Plot: Ace Rothstein (Robert De Niro) built an incredible reputation as an oddsmaker, which meant when the mafia needed someone to run a casino in Las Vegas, he was a natural choice. He is a genius when it comes to numbers, likes to avoid drama, and he also looks like a legitimate businessman, a potential frontman for the Tangiers that could establish a real presence in Vegas. His right hand man Nicky (Joe Pesci) joins him on the strip and while his reputation is also impressive, his work is the kind you like to keep under the table. He is a problem solver and handles things when hands need to get messy, keeping Ace at a safe distance. While things go well at first, Nicky’s temper and reckless actions start to cause problems, then Ace falls in love with Ginger (Sharon Stone), a beautiful woman who is a constant source of concerns. As Ace tries to keep the casino running like a well oiled machine, he is under constant pressure from his personal issues, the mafia’s political machinations, and of course, the authorities in Vegas. As Ace finds himself surrounded on all sides by potential pitfalls, can he manage to keep things in check or is he in over his head?
Entertainment Value: While Casino might not be on the same level as The Godfather or Goodfellas, this is a well crafted, stylish mobster movie that boasts some powerful performances and unforgettable moments. The narrative is grand in scope and follows the interconnected stories of several prominent characters, but also serves as a look at Las Vegas lore. To be certain, Las Vegas is a character itself in Casino and Ace’s wistful remembrances help frame what the notorious locale was like back in a less corporate, more unpredictable era. The strip and the casino interiors are shown through an almost fetishistic lens, with memorable results. The visuals here are rich and stylish, which really bolsters the overall atmosphere and given Vegas’ prime role in the story, that is a crucial aspect of Casino.
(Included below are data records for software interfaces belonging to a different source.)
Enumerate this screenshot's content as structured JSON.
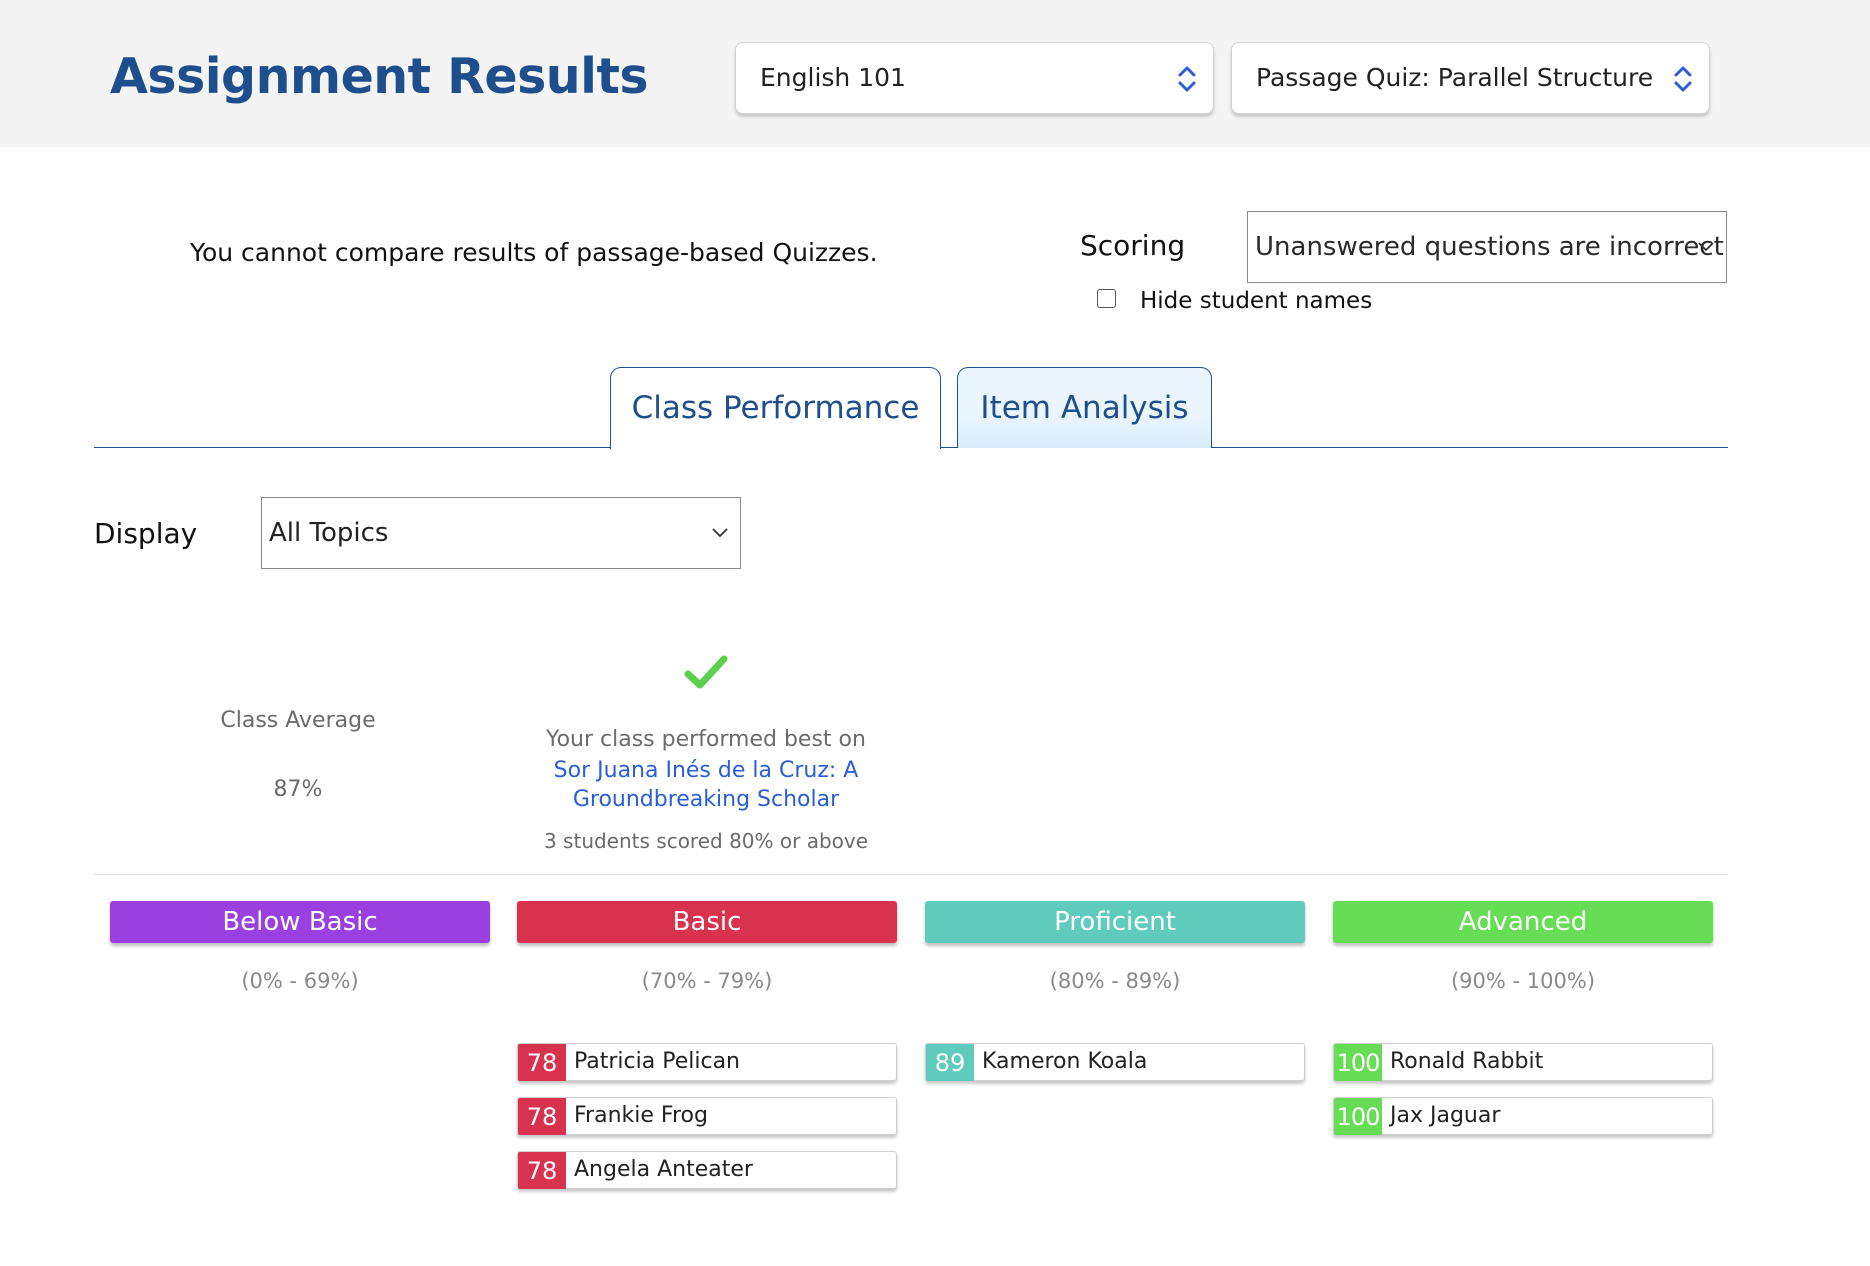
{
  "header": {
    "title": "Assignment Results",
    "course_select": "English 101",
    "quiz_select": "Passage Quiz: Parallel Structure"
  },
  "options": {
    "notice": "You cannot compare results of passage-based Quizzes.",
    "scoring_label": "Scoring",
    "scoring_value": "Unanswered questions are incorrect",
    "hide_names_label": "Hide student names",
    "hide_names_checked": false
  },
  "tabs": [
    {
      "label": "Class Performance",
      "active": true
    },
    {
      "label": "Item Analysis",
      "active": false
    }
  ],
  "display": {
    "label": "Display",
    "value": "All Topics"
  },
  "summary": {
    "class_average_label": "Class Average",
    "class_average_value": "87%",
    "best_text": "Your class performed best on",
    "best_topic": "Sor Juana Inés de la Cruz: A Groundbreaking Scholar",
    "best_count": "3 students scored 80% or above"
  },
  "bands": [
    {
      "label": "Below Basic",
      "range": "(0% - 69%)",
      "color": "#9b40e0",
      "students": []
    },
    {
      "label": "Basic",
      "range": "(70% - 79%)",
      "color": "#d8324e",
      "students": [
        {
          "score": "78",
          "name": "Patricia Pelican"
        },
        {
          "score": "78",
          "name": "Frankie Frog"
        },
        {
          "score": "78",
          "name": "Angela Anteater"
        }
      ]
    },
    {
      "label": "Proficient",
      "range": "(80% - 89%)",
      "color": "#5ecbbd",
      "students": [
        {
          "score": "89",
          "name": "Kameron Koala"
        }
      ]
    },
    {
      "label": "Advanced",
      "range": "(90% - 100%)",
      "color": "#66dd55",
      "students": [
        {
          "score": "100",
          "name": "Ronald Rabbit"
        },
        {
          "score": "100",
          "name": "Jax Jaguar"
        }
      ]
    }
  ],
  "colors": {
    "title": "#1f4e8c",
    "link": "#2a5ed8",
    "check": "#5ccf4f"
  },
  "icons": {
    "select_arrows": "chevron-up-down-icon",
    "dropdown": "chevron-down-icon",
    "success": "checkmark-icon"
  }
}
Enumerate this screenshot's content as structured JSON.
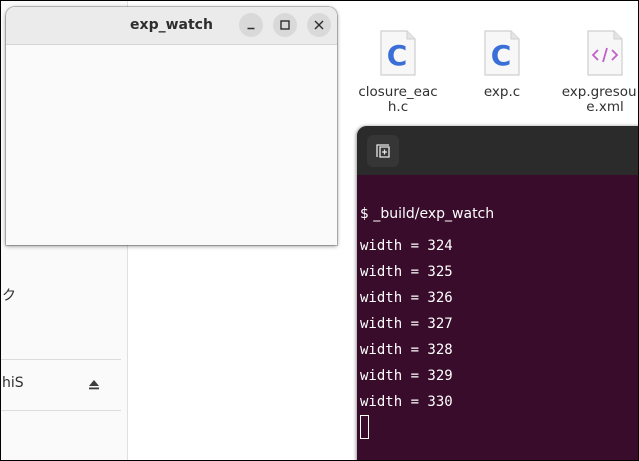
{
  "app_window": {
    "title": "exp_watch"
  },
  "file_manager": {
    "sidebar_fragments": [
      "ク",
      "hiS"
    ],
    "files": [
      {
        "name": "closure_each.c",
        "display": "closure_eac h.c",
        "icon": "c-source-file-icon"
      },
      {
        "name": "exp.c",
        "display": "exp.c",
        "icon": "c-source-file-icon"
      },
      {
        "name": "exp.gresource.xml",
        "display": "exp.gresou ce.xml",
        "icon": "xml-file-icon"
      }
    ]
  },
  "terminal": {
    "prompt": "$ _build/exp_watch",
    "output": [
      "width = 324",
      "width = 325",
      "width = 326",
      "width = 327",
      "width = 328",
      "width = 329",
      "width = 330"
    ]
  },
  "colors": {
    "terminal_bg": "#380c2a",
    "terminal_header": "#2b2b2b",
    "c_icon_accent": "#3a6fd8",
    "xml_icon_accent": "#c061cb"
  }
}
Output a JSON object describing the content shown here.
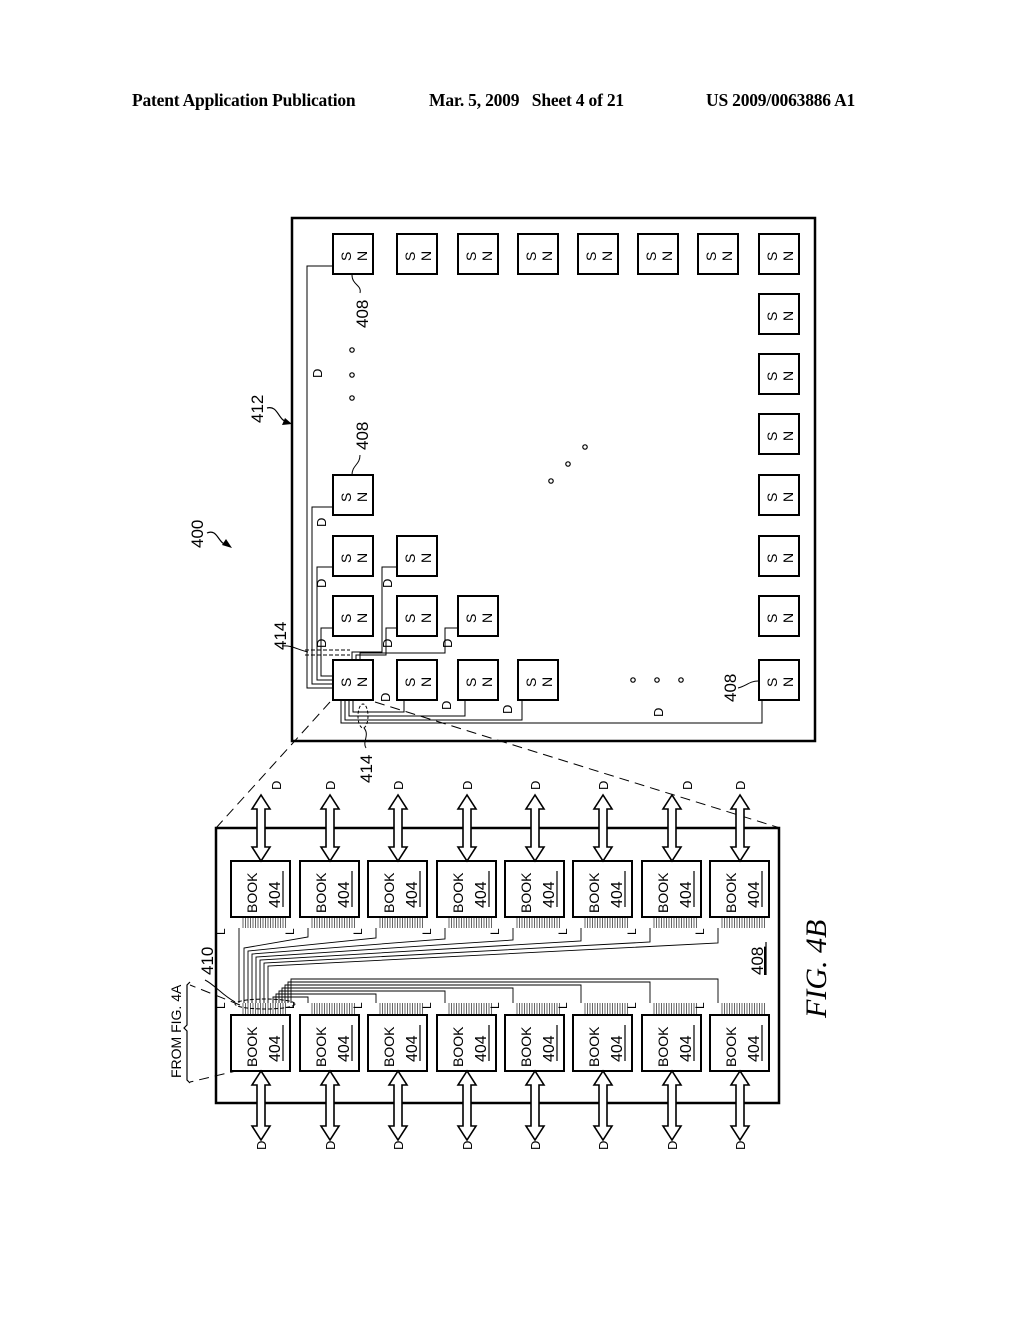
{
  "header": {
    "publication_type": "Patent Application Publication",
    "date_sheet": "Mar. 5, 2009   Sheet 4 of 21",
    "publication_number": "US 2009/0063886 A1"
  },
  "figure": {
    "caption": "FIG. 4B",
    "system_ref": "400",
    "upper_panel": {
      "board_ref": "412",
      "node_ref": "408",
      "cable_ref": "414",
      "node_pole_labels": [
        "S",
        "N"
      ],
      "link_label": "D",
      "node_grid": {
        "top_row_count": 8,
        "right_column_count": 8,
        "corner_cluster_rows": [
          4,
          3,
          2,
          1
        ]
      },
      "ellipsis": "∘ ∘ ∘"
    },
    "lower_panel": {
      "node_ref": "408",
      "bus_ref": "410",
      "source_note": "FROM FIG. 4A",
      "book_label": "BOOK",
      "book_ref": "404",
      "books_per_row": 8,
      "external_link_label": "D",
      "local_link_label": "L"
    }
  }
}
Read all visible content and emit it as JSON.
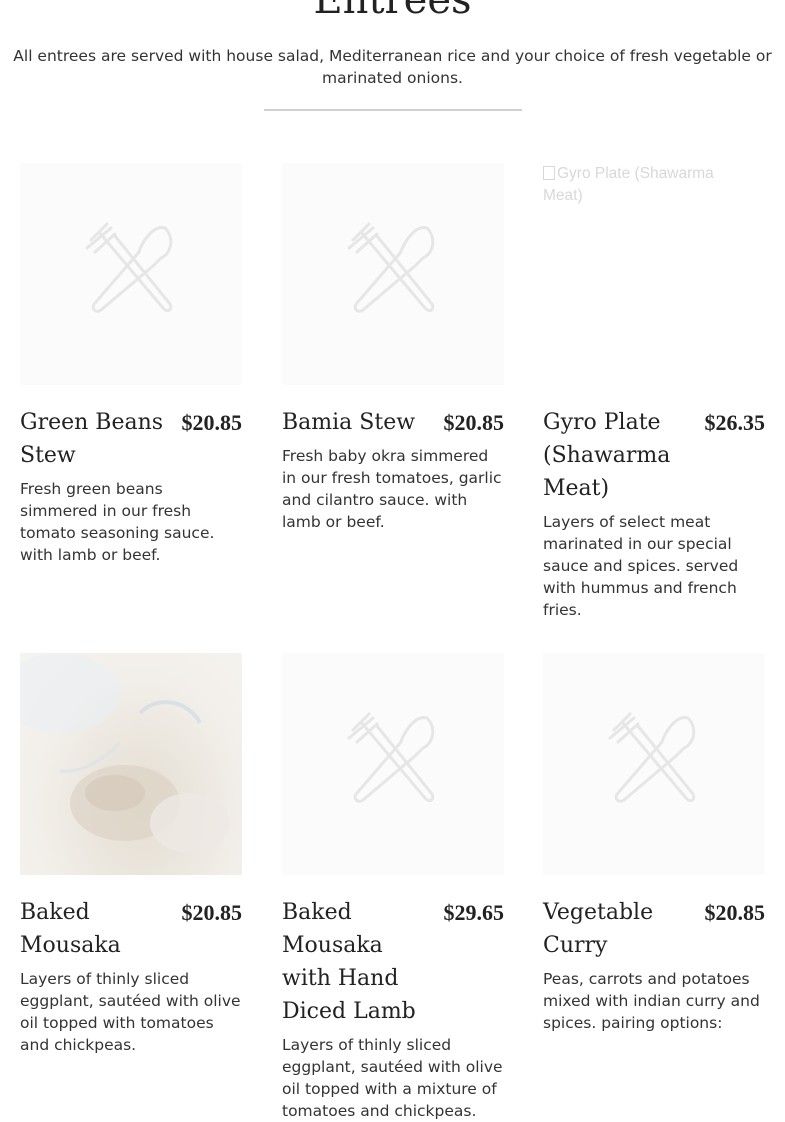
{
  "section": {
    "title": "Entrees",
    "subtitle": "All entrees are served with house salad, Mediterranean rice and your choice of fresh vegetable or marinated onions."
  },
  "items": [
    {
      "name": "Green Beans Stew",
      "price": "$20.85",
      "description": "Fresh green beans simmered in our fresh tomato seasoning sauce. with lamb or beef.",
      "image": "placeholder-cutlery-icon"
    },
    {
      "name": "Bamia Stew",
      "price": "$20.85",
      "description": "Fresh baby okra simmered in our fresh tomatoes, garlic and cilantro sauce. with lamb or beef.",
      "image": "placeholder-cutlery-icon"
    },
    {
      "name": "Gyro Plate (Shawarma Meat)",
      "price": "$26.35",
      "description": "Layers of select meat marinated in our special sauce and spices. served with hummus and french fries.",
      "image": "broken-image-icon",
      "image_alt": "Gyro Plate (Shawarma Meat)"
    },
    {
      "name": "Baked Mousaka",
      "price": "$20.85",
      "description": "Layers of thinly sliced eggplant, sautéed with olive oil topped with tomatoes and chickpeas.",
      "image": "food-photo"
    },
    {
      "name": "Baked Mousaka with Hand Diced Lamb",
      "price": "$29.65",
      "description": "Layers of thinly sliced eggplant, sautéed with olive oil topped with a mixture of tomatoes and chickpeas.",
      "image": "placeholder-cutlery-icon"
    },
    {
      "name": "Vegetable Curry",
      "price": "$20.85",
      "description": "Peas, carrots and potatoes mixed with indian curry and spices. pairing options:",
      "image": "placeholder-cutlery-icon"
    }
  ]
}
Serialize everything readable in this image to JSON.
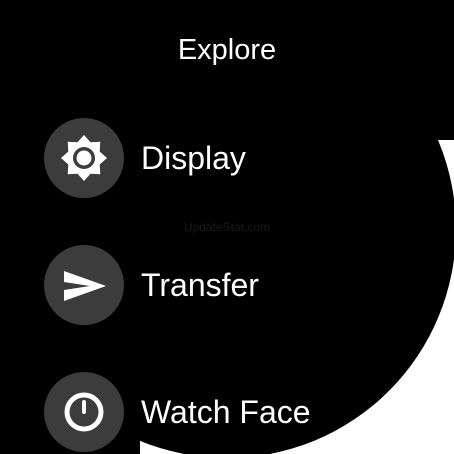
{
  "header": {
    "title": "Explore"
  },
  "menu": {
    "items": [
      {
        "label": "Display",
        "icon": "brightness-icon"
      },
      {
        "label": "Transfer",
        "icon": "send-icon"
      },
      {
        "label": "Watch Face",
        "icon": "watch-face-icon"
      }
    ]
  },
  "watermark": {
    "text": "UpdateStar.com"
  },
  "colors": {
    "background": "#000000",
    "icon_circle": "#3c3c3c",
    "text": "#ffffff"
  }
}
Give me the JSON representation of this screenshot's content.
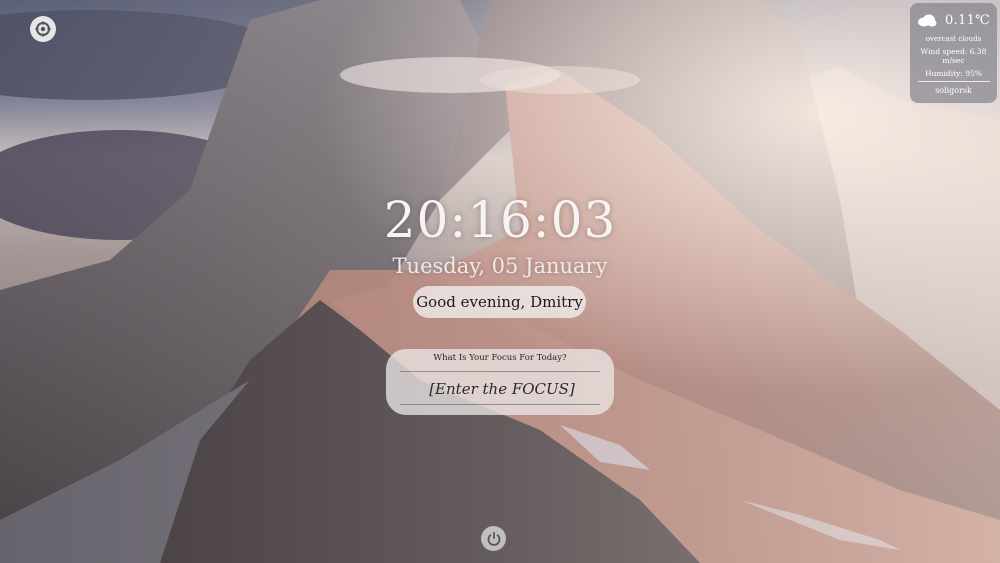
{
  "weather": {
    "temperature": "0.11℃",
    "description": "overcast clouds",
    "wind": "Wind speed: 6.38 m/sec",
    "humidity": "Humidity: 95%",
    "city": "soligorsk",
    "icon": "cloud-icon"
  },
  "clock": {
    "time": "20:16:03",
    "date": "Tuesday, 05 January"
  },
  "greeting": {
    "text": "Good evening, Dmitry"
  },
  "focus": {
    "question": "What Is Your Focus For Today?",
    "placeholder": "[Enter the FOCUS]"
  },
  "controls": {
    "settings_icon": "settings-icon",
    "power_icon": "power-icon"
  },
  "background": {
    "description_icon": "mountain-background"
  }
}
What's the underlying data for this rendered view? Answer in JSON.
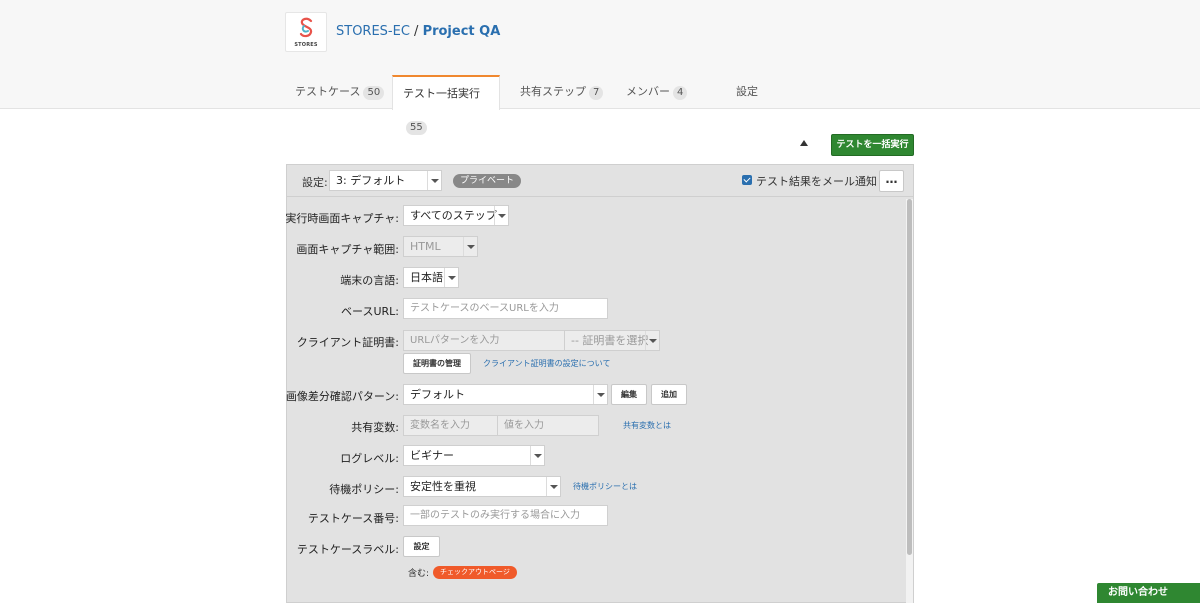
{
  "header": {
    "logo_text": "STORES",
    "org": "STORES-EC",
    "separator": " / ",
    "project": "Project QA"
  },
  "tabs": [
    {
      "label": "テストケース",
      "count": "50",
      "active": false
    },
    {
      "label": "テスト一括実行",
      "count": "55",
      "active": true
    },
    {
      "label": "共有ステップ",
      "count": "7",
      "active": false
    },
    {
      "label": "メンバー",
      "count": "4",
      "active": false
    },
    {
      "label": "設定",
      "count": "",
      "active": false
    }
  ],
  "toolbar": {
    "run_button": "テストを一括実行"
  },
  "settings_header": {
    "label": "設定:",
    "selected": "3: デフォルト",
    "private_badge": "プライベート",
    "notify_checked": true,
    "notify_label": "テスト結果をメール通知",
    "more_label": "…"
  },
  "form": {
    "capture": {
      "label": "実行時画面キャプチャ:",
      "value": "すべてのステップ"
    },
    "capture_range": {
      "label": "画面キャプチャ範囲:",
      "value": "HTML"
    },
    "language": {
      "label": "端末の言語:",
      "value": "日本語"
    },
    "base_url": {
      "label": "ベースURL:",
      "placeholder": "テストケースのベースURLを入力"
    },
    "client_cert": {
      "label": "クライアント証明書:",
      "url_placeholder": "URLパターンを入力",
      "cert_select": "-- 証明書を選択 --",
      "manage_button": "証明書の管理",
      "help_link": "クライアント証明書の設定について"
    },
    "image_diff": {
      "label": "画像差分確認パターン:",
      "value": "デフォルト",
      "edit_button": "編集",
      "add_button": "追加"
    },
    "shared_vars": {
      "label": "共有変数:",
      "name_placeholder": "変数名を入力",
      "value_placeholder": "値を入力",
      "help_link": "共有変数とは"
    },
    "log_level": {
      "label": "ログレベル:",
      "value": "ビギナー"
    },
    "wait_policy": {
      "label": "待機ポリシー:",
      "value": "安定性を重視",
      "help_link": "待機ポリシーとは"
    },
    "test_case_number": {
      "label": "テストケース番号:",
      "placeholder": "一部のテストのみ実行する場合に入力"
    },
    "test_case_label": {
      "label": "テストケースラベル:",
      "set_button": "設定",
      "includes_label": "含む:",
      "tag": "チェックアウトページ"
    }
  },
  "contact_button": "お問い合わせ"
}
Of course, having Robert De Niro and Joe Pesci in tailor made roles helps as well, while Sharon Stone and James Woods provide memorable supporting efforts as well. Pesci and De Niro are in roles that feel familiar, without question, but aren’t just rehashed characters. While those two are bound to get the most attention, I also loved Woods as the sleaze soaked pimp and his interactions with De Niro are quite priceless. So while Casino isn’t in that elite tier of mobster movies, it is a very good movie and well recommended.
A couple of brief topless scenes are the lone nakedness, as most of the sex scenes just tease, but keep the good bits covered up. This one has some vivid bursts of violence, including the infamous vice sequence. This includes a quick eye popping out under the pressure of the vice, as well as some splashes of crimson, While that is the scene most people talk about, I think the pen assault is even more wild. Nicky is a beast and his attacks yield some solid bloodshed. There’s also other brutal sequences, with baseball bats, suffocation, beat downs, and even people buried alive. And of course, that out of control explosion that kicks off the movie. This one has some terrific dialogue, with Ace and Nicky as consistent sources of memorable moments. The two have much different approaches to dialogue of course, but they never fail to entertain. Woods also has some sharp lines as the scummy Lester. As for craziness, Nicky is a real wildcard, but overall, Casino plays within the mobster movie rules.
Overall Insanity: 2/10